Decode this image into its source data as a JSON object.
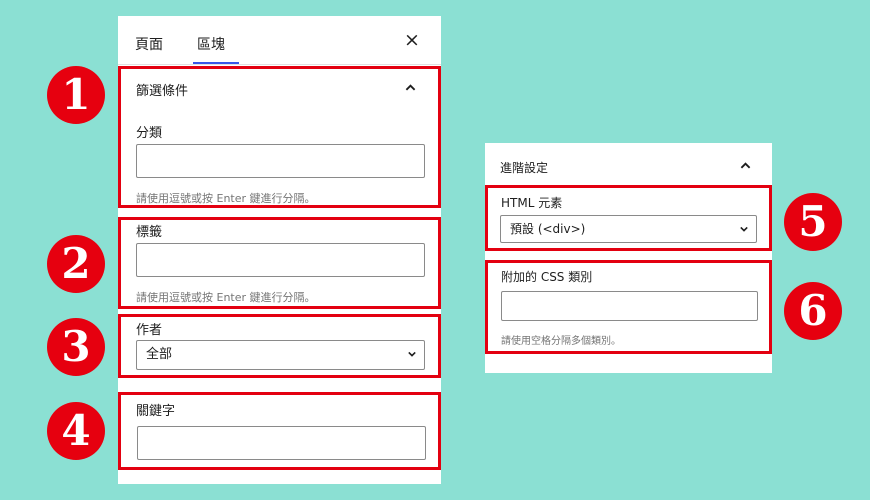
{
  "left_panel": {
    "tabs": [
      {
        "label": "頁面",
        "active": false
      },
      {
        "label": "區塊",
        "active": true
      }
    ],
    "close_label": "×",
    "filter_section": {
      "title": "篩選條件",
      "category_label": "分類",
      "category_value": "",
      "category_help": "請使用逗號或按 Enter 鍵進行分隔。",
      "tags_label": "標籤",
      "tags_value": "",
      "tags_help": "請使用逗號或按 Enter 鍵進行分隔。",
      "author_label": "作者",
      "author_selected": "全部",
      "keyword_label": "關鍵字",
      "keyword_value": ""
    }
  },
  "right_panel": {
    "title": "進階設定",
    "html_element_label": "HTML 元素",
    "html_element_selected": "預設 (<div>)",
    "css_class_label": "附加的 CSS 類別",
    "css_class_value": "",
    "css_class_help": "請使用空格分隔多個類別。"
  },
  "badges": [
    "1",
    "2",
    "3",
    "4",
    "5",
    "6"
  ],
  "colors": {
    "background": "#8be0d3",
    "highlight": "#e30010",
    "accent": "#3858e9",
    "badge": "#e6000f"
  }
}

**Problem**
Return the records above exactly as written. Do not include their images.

**Response area**
Decode this image into its source data as a JSON object.
{
  "left_panel": {
    "tabs": [
      {
        "label": "頁面",
        "active": false
      },
      {
        "label": "區塊",
        "active": true
      }
    ],
    "close_label": "×",
    "filter_section": {
      "title": "篩選條件",
      "category_label": "分類",
      "category_value": "",
      "category_help": "請使用逗號或按 Enter 鍵進行分隔。",
      "tags_label": "標籤",
      "tags_value": "",
      "tags_help": "請使用逗號或按 Enter 鍵進行分隔。",
      "author_label": "作者",
      "author_selected": "全部",
      "keyword_label": "關鍵字",
      "keyword_value": ""
    }
  },
  "right_panel": {
    "title": "進階設定",
    "html_element_label": "HTML 元素",
    "html_element_selected": "預設 (<div>)",
    "css_class_label": "附加的 CSS 類別",
    "css_class_value": "",
    "css_class_help": "請使用空格分隔多個類別。"
  },
  "badges": [
    "1",
    "2",
    "3",
    "4",
    "5",
    "6"
  ],
  "colors": {
    "background": "#8be0d3",
    "highlight": "#e30010",
    "accent": "#3858e9",
    "badge": "#e6000f"
  }
}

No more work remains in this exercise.